8. Finding your niche is finding yourself
Do not get overwhelmed by a million ideas. It will paralyze you. When you are looking for purpose in life, look no further than inside your heart. Find your passion; something you will do without caring for the money. Paradoxically, that is exactly the thing that will help you make money. Just try and come up with the best way to convert your passion into something practical that people will care about. It might be something specific to your expertise, interest and aspiration. If it helps solve a problem for enough people, you will find hoards of like-minded folks that care about it.
9. Be willing to give up part of today for tomorrow
It takes years to achieve overnight success – that is years of missed picnics, parties and fun. You should be willing to give up instant gratification and build discipline in life to achieve a higher goal in the future. If you are unwilling to sacrifice something of value today to achieve something of greater value tomorrow, you do not want it hard enough.

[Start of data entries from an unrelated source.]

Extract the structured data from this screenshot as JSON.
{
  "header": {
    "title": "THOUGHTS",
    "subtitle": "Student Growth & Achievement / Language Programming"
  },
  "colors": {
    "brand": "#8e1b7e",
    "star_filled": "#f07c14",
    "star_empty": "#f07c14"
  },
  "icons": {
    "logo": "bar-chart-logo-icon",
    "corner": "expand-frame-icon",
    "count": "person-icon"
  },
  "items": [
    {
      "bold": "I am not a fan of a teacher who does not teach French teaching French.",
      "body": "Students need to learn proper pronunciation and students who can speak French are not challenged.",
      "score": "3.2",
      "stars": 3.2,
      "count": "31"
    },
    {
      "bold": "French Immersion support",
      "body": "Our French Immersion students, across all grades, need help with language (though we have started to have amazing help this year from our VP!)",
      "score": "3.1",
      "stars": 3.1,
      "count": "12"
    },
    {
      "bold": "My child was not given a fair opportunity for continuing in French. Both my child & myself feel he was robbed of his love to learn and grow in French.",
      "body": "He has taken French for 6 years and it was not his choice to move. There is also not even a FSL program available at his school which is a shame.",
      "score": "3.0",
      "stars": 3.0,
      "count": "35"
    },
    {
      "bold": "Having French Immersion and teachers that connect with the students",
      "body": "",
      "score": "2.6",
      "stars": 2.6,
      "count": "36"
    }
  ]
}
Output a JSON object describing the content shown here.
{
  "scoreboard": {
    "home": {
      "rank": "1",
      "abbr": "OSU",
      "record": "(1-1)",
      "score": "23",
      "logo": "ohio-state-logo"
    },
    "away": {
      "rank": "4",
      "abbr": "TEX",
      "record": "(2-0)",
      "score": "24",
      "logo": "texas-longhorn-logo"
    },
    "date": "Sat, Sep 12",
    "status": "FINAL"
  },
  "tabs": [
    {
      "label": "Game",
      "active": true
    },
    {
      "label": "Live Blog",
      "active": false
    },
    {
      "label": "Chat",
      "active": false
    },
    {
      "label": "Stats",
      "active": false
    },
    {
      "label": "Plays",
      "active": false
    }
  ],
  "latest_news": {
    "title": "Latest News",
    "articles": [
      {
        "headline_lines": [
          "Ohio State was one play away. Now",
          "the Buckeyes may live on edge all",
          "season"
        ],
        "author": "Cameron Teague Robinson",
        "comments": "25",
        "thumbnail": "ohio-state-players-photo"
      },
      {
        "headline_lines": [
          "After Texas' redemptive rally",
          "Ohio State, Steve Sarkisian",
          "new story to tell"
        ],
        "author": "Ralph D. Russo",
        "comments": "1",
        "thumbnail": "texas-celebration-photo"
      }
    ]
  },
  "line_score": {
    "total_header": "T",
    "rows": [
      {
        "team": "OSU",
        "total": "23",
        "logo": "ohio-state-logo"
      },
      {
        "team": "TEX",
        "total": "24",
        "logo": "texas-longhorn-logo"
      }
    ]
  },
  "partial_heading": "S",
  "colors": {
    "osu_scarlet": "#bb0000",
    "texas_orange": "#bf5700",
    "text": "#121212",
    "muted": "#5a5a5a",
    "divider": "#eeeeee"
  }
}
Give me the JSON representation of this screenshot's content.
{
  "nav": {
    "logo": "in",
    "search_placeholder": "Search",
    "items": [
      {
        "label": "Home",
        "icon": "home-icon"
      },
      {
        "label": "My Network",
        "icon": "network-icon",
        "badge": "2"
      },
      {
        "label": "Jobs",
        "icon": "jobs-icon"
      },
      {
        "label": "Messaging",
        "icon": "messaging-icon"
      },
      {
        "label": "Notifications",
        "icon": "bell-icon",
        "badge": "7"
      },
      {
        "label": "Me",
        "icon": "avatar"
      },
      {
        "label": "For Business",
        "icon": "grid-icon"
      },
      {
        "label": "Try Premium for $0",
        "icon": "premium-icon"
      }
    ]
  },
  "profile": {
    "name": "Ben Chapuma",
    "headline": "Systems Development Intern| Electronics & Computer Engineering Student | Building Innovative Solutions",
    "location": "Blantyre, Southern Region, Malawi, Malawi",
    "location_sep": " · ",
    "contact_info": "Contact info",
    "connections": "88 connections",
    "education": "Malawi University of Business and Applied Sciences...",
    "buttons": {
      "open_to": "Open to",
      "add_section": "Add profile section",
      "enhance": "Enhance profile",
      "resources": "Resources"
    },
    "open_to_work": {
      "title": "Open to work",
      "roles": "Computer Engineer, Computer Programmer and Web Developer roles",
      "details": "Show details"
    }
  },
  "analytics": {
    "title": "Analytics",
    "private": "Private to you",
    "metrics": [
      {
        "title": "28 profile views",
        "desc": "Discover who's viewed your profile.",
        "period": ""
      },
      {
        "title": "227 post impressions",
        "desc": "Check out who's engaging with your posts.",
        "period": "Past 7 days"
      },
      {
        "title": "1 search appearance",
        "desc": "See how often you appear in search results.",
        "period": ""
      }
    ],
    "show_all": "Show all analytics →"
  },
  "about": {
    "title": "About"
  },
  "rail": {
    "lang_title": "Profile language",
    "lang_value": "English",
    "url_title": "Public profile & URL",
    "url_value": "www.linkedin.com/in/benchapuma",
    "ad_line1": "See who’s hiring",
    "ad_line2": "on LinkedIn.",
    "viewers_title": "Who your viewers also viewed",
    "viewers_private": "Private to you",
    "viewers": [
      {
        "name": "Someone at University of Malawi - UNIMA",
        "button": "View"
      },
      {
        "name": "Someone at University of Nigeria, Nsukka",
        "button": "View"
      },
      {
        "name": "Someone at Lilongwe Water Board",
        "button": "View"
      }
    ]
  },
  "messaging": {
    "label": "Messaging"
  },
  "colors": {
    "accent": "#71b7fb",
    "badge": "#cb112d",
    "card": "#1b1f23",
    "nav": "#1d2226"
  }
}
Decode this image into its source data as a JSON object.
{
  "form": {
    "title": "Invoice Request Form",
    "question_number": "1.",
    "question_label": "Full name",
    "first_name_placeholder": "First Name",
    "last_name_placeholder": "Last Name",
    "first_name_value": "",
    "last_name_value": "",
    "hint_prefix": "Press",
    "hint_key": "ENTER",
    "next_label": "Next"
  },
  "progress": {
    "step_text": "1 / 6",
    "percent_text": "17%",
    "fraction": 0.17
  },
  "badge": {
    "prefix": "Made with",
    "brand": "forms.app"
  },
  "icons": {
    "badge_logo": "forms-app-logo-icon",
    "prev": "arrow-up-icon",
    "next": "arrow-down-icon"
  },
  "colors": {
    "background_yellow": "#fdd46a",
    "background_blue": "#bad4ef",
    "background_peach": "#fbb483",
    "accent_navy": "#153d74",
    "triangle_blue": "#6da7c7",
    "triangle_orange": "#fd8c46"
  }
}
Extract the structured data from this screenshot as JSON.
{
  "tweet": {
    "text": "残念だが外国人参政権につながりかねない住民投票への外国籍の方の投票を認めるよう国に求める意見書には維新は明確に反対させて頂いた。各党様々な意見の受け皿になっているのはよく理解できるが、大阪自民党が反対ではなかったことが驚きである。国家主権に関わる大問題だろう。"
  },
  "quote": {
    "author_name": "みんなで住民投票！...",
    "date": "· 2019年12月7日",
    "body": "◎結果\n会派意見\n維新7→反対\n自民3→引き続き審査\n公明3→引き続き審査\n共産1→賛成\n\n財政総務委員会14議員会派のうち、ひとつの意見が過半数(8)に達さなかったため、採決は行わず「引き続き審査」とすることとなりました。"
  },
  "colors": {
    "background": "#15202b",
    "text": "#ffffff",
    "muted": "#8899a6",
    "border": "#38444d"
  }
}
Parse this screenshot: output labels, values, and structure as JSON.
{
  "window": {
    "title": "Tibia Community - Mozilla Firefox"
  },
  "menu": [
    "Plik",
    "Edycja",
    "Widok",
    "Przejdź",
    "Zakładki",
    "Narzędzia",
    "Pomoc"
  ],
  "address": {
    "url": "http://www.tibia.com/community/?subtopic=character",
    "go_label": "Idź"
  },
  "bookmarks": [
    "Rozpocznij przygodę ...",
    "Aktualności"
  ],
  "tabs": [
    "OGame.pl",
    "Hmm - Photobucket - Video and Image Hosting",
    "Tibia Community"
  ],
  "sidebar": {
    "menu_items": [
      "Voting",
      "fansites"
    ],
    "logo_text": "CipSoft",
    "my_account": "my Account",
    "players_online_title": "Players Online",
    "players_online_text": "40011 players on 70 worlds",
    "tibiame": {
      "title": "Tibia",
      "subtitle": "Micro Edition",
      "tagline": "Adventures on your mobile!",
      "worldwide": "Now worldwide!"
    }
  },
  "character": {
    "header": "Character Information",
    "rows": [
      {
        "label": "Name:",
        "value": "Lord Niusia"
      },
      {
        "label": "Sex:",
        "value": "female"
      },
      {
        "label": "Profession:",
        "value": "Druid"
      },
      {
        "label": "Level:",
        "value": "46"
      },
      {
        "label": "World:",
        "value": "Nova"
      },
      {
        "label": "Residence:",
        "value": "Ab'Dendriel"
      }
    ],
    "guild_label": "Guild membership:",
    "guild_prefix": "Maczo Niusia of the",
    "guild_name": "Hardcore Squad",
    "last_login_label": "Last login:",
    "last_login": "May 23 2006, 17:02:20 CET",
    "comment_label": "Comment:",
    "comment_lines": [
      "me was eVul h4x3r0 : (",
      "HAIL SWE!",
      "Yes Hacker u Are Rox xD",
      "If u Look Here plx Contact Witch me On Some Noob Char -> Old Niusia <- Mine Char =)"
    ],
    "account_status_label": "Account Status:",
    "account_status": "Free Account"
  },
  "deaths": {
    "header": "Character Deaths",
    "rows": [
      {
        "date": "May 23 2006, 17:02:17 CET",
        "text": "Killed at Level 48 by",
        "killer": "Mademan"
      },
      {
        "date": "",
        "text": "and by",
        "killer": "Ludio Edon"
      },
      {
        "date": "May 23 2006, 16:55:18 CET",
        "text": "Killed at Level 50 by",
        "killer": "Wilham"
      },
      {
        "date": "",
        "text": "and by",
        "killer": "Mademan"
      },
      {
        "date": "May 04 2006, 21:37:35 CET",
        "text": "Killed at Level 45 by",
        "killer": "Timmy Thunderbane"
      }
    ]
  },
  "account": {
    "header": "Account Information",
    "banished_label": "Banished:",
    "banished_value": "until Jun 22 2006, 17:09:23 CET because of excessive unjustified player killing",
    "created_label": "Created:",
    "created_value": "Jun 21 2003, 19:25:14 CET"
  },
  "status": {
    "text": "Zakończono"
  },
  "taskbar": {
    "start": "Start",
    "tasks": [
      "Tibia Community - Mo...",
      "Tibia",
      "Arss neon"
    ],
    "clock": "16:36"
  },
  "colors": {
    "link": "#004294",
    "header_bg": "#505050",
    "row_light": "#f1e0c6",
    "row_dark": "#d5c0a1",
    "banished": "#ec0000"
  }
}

10. Find positivity and be grateful
Look for people who stand by you and do not hold grudges against those who don’t. Trust me, it is not worth it. People will disparage you, doubt you and want you to fail. When you are trying to do something worthwhile, it comes with the territory. But if you stick it out long enough, the people who love and support you will far outnumber those who let you down. Your time and energy are better spent doing more of what created that love and support instead of seeking vengeance. So look for positivity around you. Find people who believe in you and show them your utmost gratitude.
Facing these challenges has been an uplifting experience psychologically and spiritually. In fact, it has been enlightening on so many levels; it has opened by eyes to a whole new world of possibility. It seems like nature hit the reset button in my mind to bring about a paradigm shift in the way I see the world and my place in it. Compared to a couple of years ago, I care less for outcomes and more for doing my part. I care less for achieving success and more for creating an impact. I care less for things and more for people. It took losing my father and my career in middle of the pandemic to rediscover myself, and I am grateful where it got me.